DATA SHOWN below:
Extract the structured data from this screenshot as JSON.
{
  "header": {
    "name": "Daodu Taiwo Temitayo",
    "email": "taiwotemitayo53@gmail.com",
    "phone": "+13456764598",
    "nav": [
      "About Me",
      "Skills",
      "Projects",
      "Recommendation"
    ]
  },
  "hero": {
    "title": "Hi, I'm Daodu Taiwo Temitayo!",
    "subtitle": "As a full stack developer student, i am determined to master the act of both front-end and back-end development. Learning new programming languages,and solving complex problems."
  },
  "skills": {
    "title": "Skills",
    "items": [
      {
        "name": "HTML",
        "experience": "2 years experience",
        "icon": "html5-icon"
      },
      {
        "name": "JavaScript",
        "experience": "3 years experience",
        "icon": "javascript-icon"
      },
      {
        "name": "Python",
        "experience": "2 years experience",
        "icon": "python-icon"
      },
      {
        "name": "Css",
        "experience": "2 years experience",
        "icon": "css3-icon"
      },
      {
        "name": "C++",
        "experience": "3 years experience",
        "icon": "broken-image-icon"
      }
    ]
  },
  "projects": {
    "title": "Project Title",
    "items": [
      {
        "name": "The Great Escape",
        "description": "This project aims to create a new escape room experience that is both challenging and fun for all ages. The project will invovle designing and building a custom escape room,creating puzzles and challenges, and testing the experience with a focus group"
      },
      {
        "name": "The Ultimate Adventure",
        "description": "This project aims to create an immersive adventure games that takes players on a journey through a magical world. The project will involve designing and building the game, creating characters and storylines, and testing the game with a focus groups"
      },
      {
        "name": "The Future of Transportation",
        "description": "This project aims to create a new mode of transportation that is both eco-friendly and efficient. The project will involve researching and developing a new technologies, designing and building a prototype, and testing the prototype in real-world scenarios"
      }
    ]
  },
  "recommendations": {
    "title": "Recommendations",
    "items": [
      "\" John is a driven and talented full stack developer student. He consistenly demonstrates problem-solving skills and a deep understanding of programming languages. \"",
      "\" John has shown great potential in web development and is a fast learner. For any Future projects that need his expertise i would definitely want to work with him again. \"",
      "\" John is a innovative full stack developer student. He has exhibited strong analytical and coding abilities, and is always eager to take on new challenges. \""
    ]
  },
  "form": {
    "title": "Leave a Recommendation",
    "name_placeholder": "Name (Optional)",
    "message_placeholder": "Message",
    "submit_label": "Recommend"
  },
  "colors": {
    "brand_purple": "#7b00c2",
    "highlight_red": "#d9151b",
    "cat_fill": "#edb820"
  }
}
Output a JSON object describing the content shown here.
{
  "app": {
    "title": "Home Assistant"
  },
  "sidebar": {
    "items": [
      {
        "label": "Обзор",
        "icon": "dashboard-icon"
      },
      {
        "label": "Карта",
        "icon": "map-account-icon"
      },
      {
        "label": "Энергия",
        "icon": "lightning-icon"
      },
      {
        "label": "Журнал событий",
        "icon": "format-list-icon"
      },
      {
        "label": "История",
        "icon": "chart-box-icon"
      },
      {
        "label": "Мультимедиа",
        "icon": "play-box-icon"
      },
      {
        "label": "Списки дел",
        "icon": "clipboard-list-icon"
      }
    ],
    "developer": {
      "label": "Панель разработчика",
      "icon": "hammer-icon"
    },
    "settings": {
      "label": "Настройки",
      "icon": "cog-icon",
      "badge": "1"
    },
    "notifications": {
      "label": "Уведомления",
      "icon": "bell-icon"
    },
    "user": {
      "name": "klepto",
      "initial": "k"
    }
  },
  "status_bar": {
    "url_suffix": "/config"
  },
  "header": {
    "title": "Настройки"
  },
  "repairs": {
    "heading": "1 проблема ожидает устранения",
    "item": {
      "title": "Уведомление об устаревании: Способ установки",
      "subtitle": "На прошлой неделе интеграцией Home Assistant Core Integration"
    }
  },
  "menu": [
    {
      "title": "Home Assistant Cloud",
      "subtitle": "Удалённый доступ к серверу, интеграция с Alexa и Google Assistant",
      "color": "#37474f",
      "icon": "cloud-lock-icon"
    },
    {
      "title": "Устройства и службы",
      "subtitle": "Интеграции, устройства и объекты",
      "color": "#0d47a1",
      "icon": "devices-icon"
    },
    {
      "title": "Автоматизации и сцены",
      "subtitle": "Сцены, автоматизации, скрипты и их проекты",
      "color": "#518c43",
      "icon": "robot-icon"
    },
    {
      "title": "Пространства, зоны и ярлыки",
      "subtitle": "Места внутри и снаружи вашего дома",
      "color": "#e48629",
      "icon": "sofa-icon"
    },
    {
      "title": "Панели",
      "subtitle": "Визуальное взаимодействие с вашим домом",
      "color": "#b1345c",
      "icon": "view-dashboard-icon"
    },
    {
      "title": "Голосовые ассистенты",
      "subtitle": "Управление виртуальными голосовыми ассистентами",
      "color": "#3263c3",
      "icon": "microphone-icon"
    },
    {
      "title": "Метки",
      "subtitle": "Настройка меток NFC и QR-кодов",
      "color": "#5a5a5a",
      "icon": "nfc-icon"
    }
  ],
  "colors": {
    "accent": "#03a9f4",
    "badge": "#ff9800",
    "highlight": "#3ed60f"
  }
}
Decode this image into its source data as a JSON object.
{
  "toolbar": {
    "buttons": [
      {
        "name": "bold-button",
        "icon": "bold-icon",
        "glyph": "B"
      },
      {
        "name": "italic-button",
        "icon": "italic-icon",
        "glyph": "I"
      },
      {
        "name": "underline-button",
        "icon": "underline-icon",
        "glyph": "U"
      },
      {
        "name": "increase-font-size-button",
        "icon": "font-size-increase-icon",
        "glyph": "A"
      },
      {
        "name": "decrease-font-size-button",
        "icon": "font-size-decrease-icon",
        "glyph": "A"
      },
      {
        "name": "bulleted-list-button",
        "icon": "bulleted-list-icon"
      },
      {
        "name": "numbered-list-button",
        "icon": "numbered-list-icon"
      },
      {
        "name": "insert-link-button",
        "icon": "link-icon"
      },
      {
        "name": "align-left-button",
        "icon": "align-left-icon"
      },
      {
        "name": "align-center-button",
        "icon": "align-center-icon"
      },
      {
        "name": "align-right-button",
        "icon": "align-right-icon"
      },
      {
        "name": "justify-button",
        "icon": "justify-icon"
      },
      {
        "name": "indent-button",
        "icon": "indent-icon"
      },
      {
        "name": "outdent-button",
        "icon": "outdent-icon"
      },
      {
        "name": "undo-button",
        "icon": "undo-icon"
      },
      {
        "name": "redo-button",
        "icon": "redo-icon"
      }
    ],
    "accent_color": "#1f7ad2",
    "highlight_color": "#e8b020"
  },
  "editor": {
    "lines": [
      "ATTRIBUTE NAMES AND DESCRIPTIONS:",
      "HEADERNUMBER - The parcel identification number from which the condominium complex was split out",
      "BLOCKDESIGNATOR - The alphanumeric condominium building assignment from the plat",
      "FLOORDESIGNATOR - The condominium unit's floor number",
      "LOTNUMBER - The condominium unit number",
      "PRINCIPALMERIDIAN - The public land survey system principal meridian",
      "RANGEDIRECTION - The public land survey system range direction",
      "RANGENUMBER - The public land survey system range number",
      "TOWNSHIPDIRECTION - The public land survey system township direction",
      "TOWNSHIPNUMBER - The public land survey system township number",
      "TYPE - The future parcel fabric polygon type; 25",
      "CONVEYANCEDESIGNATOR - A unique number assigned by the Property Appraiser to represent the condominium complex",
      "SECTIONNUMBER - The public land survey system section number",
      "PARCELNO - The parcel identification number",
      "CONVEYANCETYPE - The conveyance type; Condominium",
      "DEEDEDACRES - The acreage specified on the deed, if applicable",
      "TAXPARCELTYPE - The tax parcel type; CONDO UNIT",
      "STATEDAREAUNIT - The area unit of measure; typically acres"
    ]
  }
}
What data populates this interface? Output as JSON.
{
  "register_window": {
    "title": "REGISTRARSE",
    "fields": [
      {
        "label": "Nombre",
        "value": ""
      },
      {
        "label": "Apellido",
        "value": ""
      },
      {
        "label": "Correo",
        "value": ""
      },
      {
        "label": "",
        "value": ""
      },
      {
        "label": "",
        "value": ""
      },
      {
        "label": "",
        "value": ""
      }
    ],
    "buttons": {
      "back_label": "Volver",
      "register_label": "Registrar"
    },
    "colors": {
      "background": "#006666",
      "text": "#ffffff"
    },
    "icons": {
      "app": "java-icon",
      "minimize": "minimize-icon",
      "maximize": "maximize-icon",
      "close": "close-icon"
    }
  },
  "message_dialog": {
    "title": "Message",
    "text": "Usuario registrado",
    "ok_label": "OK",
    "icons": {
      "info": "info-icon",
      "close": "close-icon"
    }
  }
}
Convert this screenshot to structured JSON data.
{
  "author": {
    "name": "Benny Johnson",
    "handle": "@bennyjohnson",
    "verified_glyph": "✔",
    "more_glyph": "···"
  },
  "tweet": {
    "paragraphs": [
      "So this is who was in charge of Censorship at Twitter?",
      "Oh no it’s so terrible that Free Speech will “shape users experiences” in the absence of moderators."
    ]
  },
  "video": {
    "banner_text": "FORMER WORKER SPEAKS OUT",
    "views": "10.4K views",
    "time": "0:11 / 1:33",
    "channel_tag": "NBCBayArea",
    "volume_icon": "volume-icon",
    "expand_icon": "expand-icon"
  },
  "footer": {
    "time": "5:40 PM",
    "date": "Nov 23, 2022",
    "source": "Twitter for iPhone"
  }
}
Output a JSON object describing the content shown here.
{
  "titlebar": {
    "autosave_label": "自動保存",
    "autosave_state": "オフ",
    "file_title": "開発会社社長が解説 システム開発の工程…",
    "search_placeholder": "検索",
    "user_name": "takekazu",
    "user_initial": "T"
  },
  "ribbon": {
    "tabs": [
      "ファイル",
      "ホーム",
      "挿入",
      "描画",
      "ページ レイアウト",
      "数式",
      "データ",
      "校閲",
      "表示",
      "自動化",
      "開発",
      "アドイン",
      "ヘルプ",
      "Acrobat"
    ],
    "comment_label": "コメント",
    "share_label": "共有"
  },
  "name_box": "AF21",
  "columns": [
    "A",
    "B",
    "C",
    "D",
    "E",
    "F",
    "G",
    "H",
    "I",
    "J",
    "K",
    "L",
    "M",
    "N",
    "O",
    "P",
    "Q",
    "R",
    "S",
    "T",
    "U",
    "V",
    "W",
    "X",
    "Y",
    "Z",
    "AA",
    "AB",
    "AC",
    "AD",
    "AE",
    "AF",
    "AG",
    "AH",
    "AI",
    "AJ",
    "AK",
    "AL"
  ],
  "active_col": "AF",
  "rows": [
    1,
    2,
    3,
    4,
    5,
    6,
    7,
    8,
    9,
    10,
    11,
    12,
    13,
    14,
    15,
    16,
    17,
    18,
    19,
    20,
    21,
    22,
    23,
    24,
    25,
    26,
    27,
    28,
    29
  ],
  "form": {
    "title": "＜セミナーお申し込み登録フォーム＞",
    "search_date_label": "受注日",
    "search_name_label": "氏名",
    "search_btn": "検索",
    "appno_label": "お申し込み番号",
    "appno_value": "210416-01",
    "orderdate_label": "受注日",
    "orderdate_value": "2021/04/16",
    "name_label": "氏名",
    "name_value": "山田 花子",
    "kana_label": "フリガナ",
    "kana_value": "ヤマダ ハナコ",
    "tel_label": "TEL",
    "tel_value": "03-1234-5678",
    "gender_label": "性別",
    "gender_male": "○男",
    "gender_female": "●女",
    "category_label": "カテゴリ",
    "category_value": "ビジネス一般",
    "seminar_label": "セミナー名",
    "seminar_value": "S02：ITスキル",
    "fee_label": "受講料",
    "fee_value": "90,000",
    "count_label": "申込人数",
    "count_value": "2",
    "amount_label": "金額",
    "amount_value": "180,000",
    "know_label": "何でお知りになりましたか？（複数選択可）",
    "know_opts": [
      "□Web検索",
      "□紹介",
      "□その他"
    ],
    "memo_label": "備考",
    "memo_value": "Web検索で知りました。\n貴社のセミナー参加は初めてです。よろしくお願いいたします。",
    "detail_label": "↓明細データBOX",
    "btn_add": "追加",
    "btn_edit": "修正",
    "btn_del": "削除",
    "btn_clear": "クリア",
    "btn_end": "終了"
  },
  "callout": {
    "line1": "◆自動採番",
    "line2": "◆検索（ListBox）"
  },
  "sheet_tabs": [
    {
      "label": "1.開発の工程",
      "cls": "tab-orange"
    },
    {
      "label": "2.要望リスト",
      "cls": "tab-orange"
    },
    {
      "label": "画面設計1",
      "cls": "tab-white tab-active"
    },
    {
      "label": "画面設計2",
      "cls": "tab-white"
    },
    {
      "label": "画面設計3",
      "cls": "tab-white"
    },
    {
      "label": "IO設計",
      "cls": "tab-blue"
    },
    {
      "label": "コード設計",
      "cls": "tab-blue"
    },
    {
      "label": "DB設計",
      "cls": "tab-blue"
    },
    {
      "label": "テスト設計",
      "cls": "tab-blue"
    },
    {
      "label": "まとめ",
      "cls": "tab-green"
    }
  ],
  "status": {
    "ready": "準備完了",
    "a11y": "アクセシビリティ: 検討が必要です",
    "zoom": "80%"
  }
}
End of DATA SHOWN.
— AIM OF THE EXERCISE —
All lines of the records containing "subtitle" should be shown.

— EXERCISE RESPONSE —
    "subtitle": "As a full stack developer student, i am determined to master the act of both front-end and back-end development. Learning new programming languages,and solving complex problems."
      "subtitle": "На прошлой неделе интеграцией Home Assistant Core Integration"
      "subtitle": "Удалённый доступ к серверу, интеграция с Alexa и Google Assistant",
      "subtitle": "Интеграции, устройства и объекты",
      "subtitle": "Сцены, автоматизации, скрипты и их проекты",
      "subtitle": "Места внутри и снаружи вашего дома",
      "subtitle": "Визуальное взаимодействие с вашим домом",
      "subtitle": "Управление виртуальными голосовыми ассистентами",
      "subtitle": "Настройка меток NFC и QR-кодов",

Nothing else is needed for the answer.